JOHN HANCOCK TOWER REIMAGINING (1996): Dolle wasn’t alone in rethinking Back Bay icons: A mid-1990s call by the Boston Redevelopment Authority (BRA) for skyscraper ideas set the imagination of Winthrop’s Frank Costantino ablaze. A premier architectural illustrator, Costantino wondered what it would look like if you slipped a 45-story building into the belly of the 60-story Hancock Tower.

SOUTH STATION TECHNOPOLIS (1990): While Costantino’s mash-up was never more than a fanciful exercise, a far more realistic tower was dreamed up by Jung/Brannen for Tufts University in 1990. The firm’s elegant 28-story design behind South Station would have housed a Tufts biotech center, anchoring a so-called technopolis along the waterfront. Though the project fizzled when Tufts couldn’t raise the cash, the BRA may still get the complex it’s been envisioning for that space since 1963: Workers could break ground as early as this year as part of a new plan to develop a hotel, office space, and condos on the parcel.

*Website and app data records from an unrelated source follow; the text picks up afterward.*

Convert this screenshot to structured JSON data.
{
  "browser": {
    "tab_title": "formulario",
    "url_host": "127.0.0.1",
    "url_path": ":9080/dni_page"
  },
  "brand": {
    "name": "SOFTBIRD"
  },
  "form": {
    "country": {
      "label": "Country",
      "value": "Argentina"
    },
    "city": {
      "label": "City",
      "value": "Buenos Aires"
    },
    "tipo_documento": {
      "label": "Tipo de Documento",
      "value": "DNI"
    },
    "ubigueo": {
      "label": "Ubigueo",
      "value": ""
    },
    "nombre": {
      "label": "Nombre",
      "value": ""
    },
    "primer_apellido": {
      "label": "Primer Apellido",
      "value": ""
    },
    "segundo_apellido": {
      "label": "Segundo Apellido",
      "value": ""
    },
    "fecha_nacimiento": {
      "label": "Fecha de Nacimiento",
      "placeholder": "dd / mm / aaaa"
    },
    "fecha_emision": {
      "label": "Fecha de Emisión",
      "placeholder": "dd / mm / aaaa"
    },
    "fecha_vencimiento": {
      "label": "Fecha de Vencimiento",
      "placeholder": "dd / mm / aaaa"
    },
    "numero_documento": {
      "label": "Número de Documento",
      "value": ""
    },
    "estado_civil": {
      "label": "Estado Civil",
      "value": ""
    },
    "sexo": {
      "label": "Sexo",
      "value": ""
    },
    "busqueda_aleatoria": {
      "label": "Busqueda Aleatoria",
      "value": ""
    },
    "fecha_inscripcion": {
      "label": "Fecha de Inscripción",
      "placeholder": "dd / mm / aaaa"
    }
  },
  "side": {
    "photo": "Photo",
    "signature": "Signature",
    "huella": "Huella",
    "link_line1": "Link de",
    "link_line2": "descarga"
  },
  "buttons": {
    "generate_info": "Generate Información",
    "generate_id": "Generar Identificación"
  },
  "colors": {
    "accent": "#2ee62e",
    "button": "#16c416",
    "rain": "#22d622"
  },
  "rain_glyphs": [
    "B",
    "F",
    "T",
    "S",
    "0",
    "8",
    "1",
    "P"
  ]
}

STORROW DRIVE TERRACE (1988): Before there was a Storrow Drive, Back Bay residents strolled straight to the Esplanade, something that this proposal to build over the road would have restored. The firm of Koetter Kim & Associates—itself based in the Back Bay—imagined new buildings on a decked roadway with the neighborhood’s brownstones peeking from behind.

WIND TRAIN (2007): Last year, architects at the Somerville firm Arrowstreet cooked up an ingenious plan to ease transportation snarls with a “wind train,” an eco-friendly monorail powered by attached wind turbines. The train would have traveled along I-93 and Route 128, creating a people-moving loop that could have eliminated some 220 tons of CO2 car emissions every day.

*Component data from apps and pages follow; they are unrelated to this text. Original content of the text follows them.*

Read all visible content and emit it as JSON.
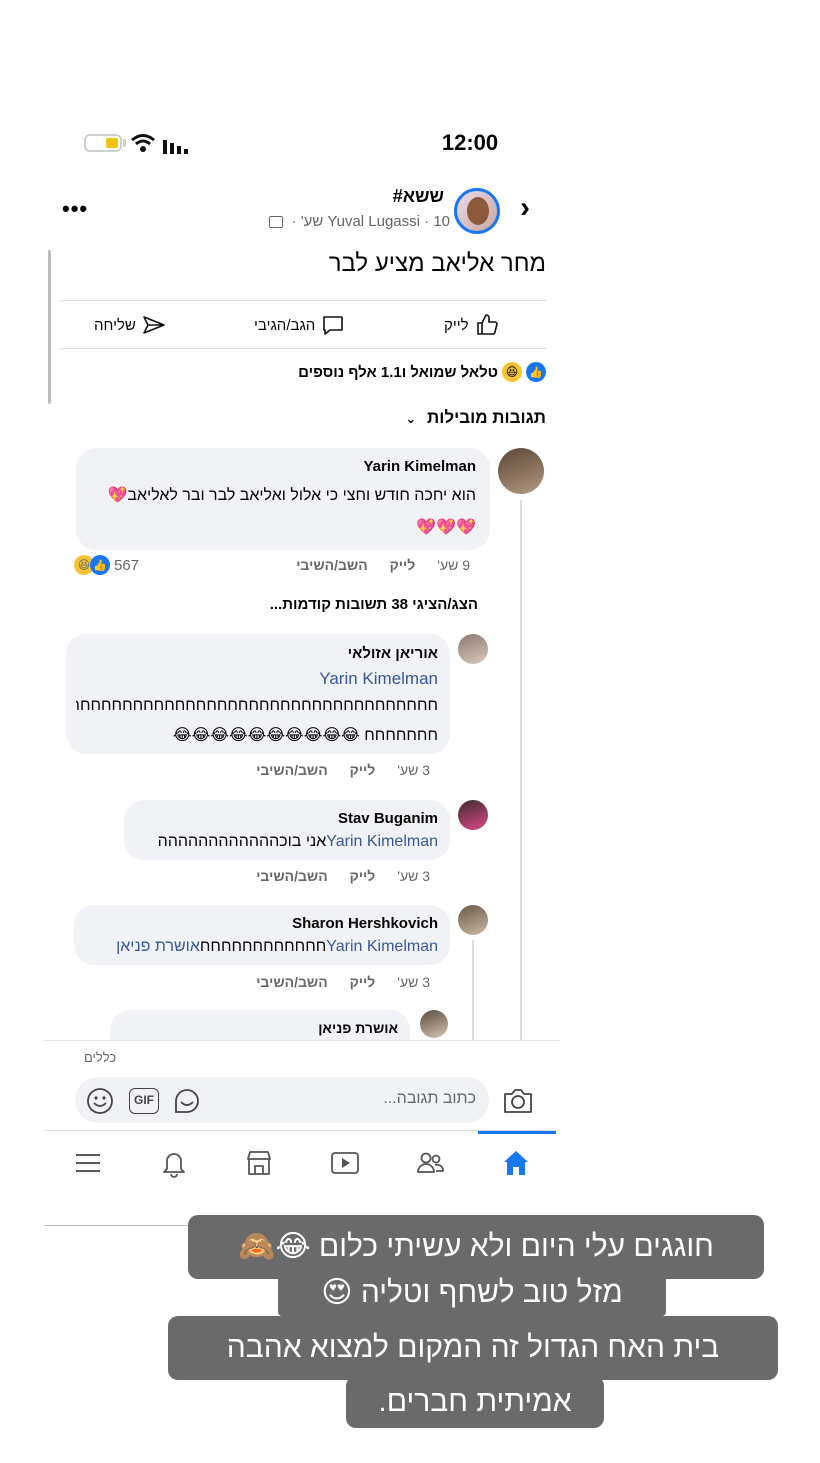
{
  "status_bar": {
    "time": "12:00"
  },
  "post": {
    "page_name": "ששא#",
    "meta": "Yuval Lugassi · 10 שע' ·",
    "text": "מחר אליאב מציע לבר",
    "actions": {
      "like": "לייק",
      "comment": "הגב/הגיבי",
      "share": "שליחה"
    },
    "reactions_summary": "טלאל שמואל ו1.1 אלף נוספים"
  },
  "comments_section": {
    "sort_label": "תגובות מובילות",
    "top_comment": {
      "author": "Yarin Kimelman",
      "text_line1": "הוא יחכה חודש וחצי כי אלול ואליאב לבר ובר לאליאב💖",
      "text_line2": "💖💖💖",
      "time": "9 שע'",
      "like": "לייק",
      "reply": "השב/השיבי",
      "reaction_count": "567"
    },
    "view_previous": "הצג/הציגי 38 תשובות קודמות...",
    "replies": [
      {
        "author": "אוריאן אזולאי",
        "mention": "Yarin Kimelman",
        "text_line1": "חחחחחחחחחחחחחחחחחחחחחחחחחחחחחחחחחחחחחח",
        "text_line2": "חחחחחחח 😂😂😂😂😂😂😂😂😂😂",
        "time": "3 שע'",
        "like": "לייק",
        "reply": "השב/השיבי"
      },
      {
        "author": "Stav Buganim",
        "mention": "Yarin Kimelman",
        "text": "אני בוכהההההההההההה",
        "time": "3 שע'",
        "like": "לייק",
        "reply": "השב/השיבי"
      },
      {
        "author": "Sharon Hershkovich",
        "mention": "Yarin Kimelman",
        "text": "חחחחחחחחחחחח",
        "mention2": "אושרת פניאן",
        "time": "3 שע'",
        "like": "לייק",
        "reply": "השב/השיבי"
      },
      {
        "author": "אושרת פניאן"
      }
    ]
  },
  "composer": {
    "label": "כללים",
    "placeholder": "כתוב תגובה..."
  },
  "story_captions": {
    "line1": "חוגגים עלי היום ולא עשיתי כלום 😂🙈",
    "line2": "מזל טוב לשחף וטליה 😍",
    "line3": "בית האח הגדול זה המקום למצוא אהבה",
    "line4": "אמיתית חברים."
  },
  "icons": {
    "camera": "camera-icon",
    "gif": "gif-icon",
    "emoji": "emoji-icon",
    "sticker": "sticker-icon",
    "home": "home-icon",
    "friends": "friends-icon",
    "watch": "watch-icon",
    "marketplace": "marketplace-icon",
    "notifications": "bell-icon",
    "menu": "menu-icon"
  },
  "colors": {
    "accent": "#1877f2",
    "caption_bg": "#6a6a6a",
    "mention": "#385898"
  }
}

CHARLES RIVER ISLAND (1907): Inspired by the Île de la Cité in Paris, Ralph Adams Cram’s 1907 scheme plopped a man-made island in the Charles River Basin; it would have featured a large civic plaza and a cathedral. A host of other island proposals permeated early 20th-century planning, including one that could have served as a new campus for MIT, which had outgrown its Back Bay location.

CHARLES RIVER ISLAND VETERANS MEMORIAL (1920): After World War I, Cram suggested an island as a perfect spot for a veterans memorial, arguing that the new landmass would make a proposed Dartmouth Street bridge (also scrapped) much easier to build by shortening the span by about 800 feet. Proponents figured the cost savings could have paid for the island’s construction.

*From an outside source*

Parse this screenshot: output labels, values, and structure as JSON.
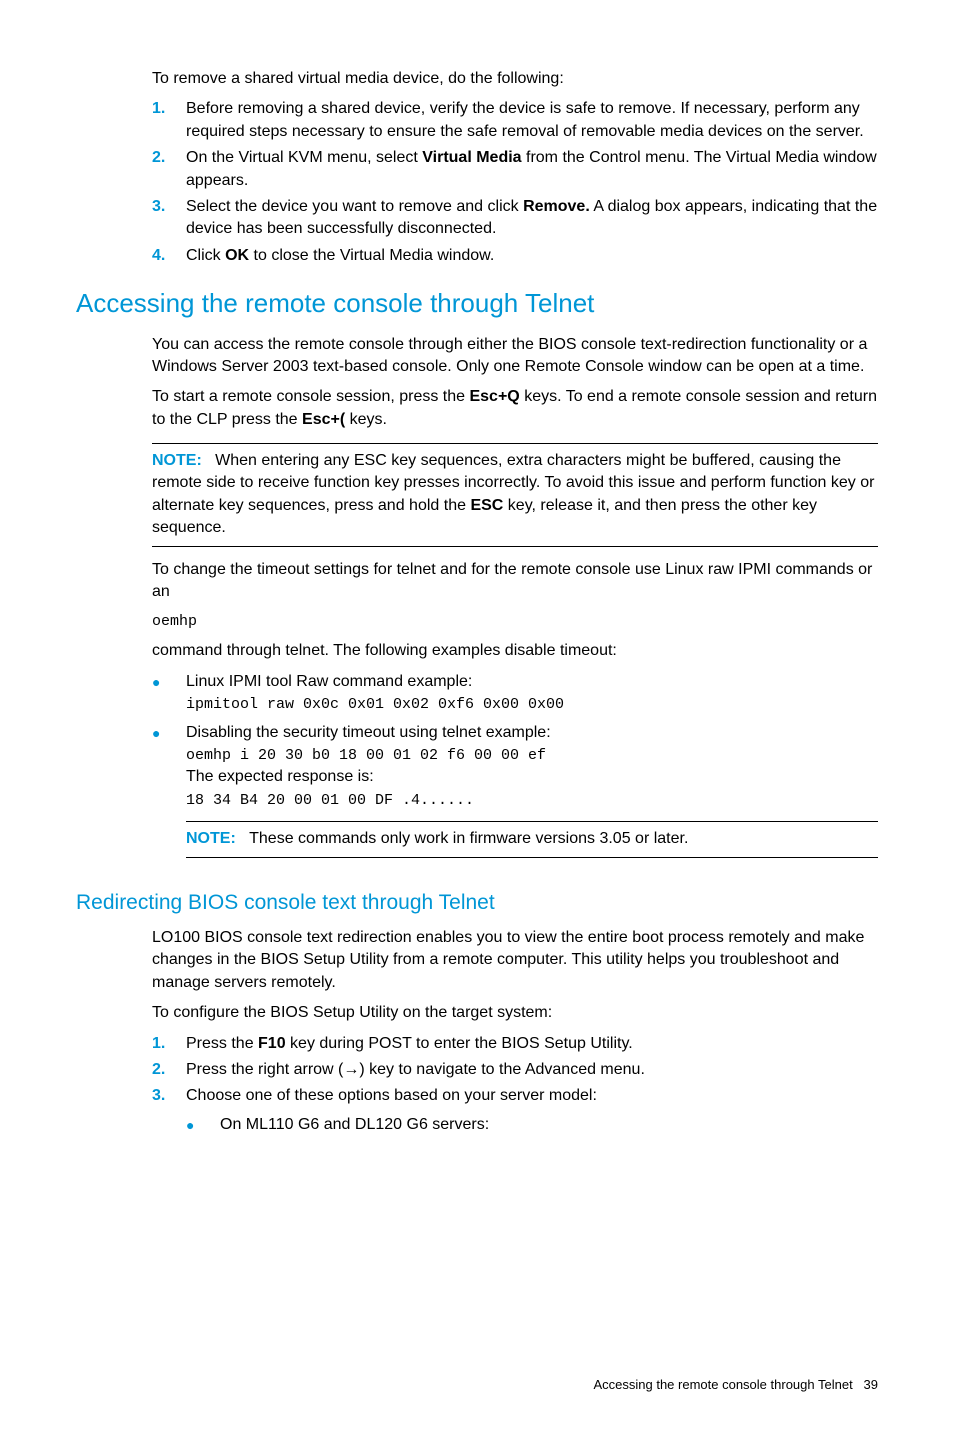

FAN PIER CANAL (1986): Among the many visions for the South Boston waterfront at Fan Pier (before the Moakley Federal Courthouse, before the Institute of Contemporary Art) was this master plan that included projects by Cesar Pelli and Robert A. M. Stern, and that proposed slicing a canal along Northern Avenue; lining it with mixed-use towers; and then linking the waterway to a marina, à la Amsterdam.

ELECTRIC HARBOR BUILDING (1987): Just up Fort Point Channel, near the Northern Avenue Bridge, is where Schwartz/Silver Architects planned its Electric Harbor Building. With multiple cantilevers and its own internal canal off the channel, the structure would have been a postindustrial exclamation point on the water.

NEW ENGLAND AQUARIUM ADDITION (1996): Schwartz/Silver Architects also sketched out a $100 million expansion for the New England Aquarium. (The current concrete structure can be seen at the center of the drawing.) The project was preceded by an ill-fated proposal to move the aquarium to Charlestown, an idea snuffed by the recession in the early 1990s.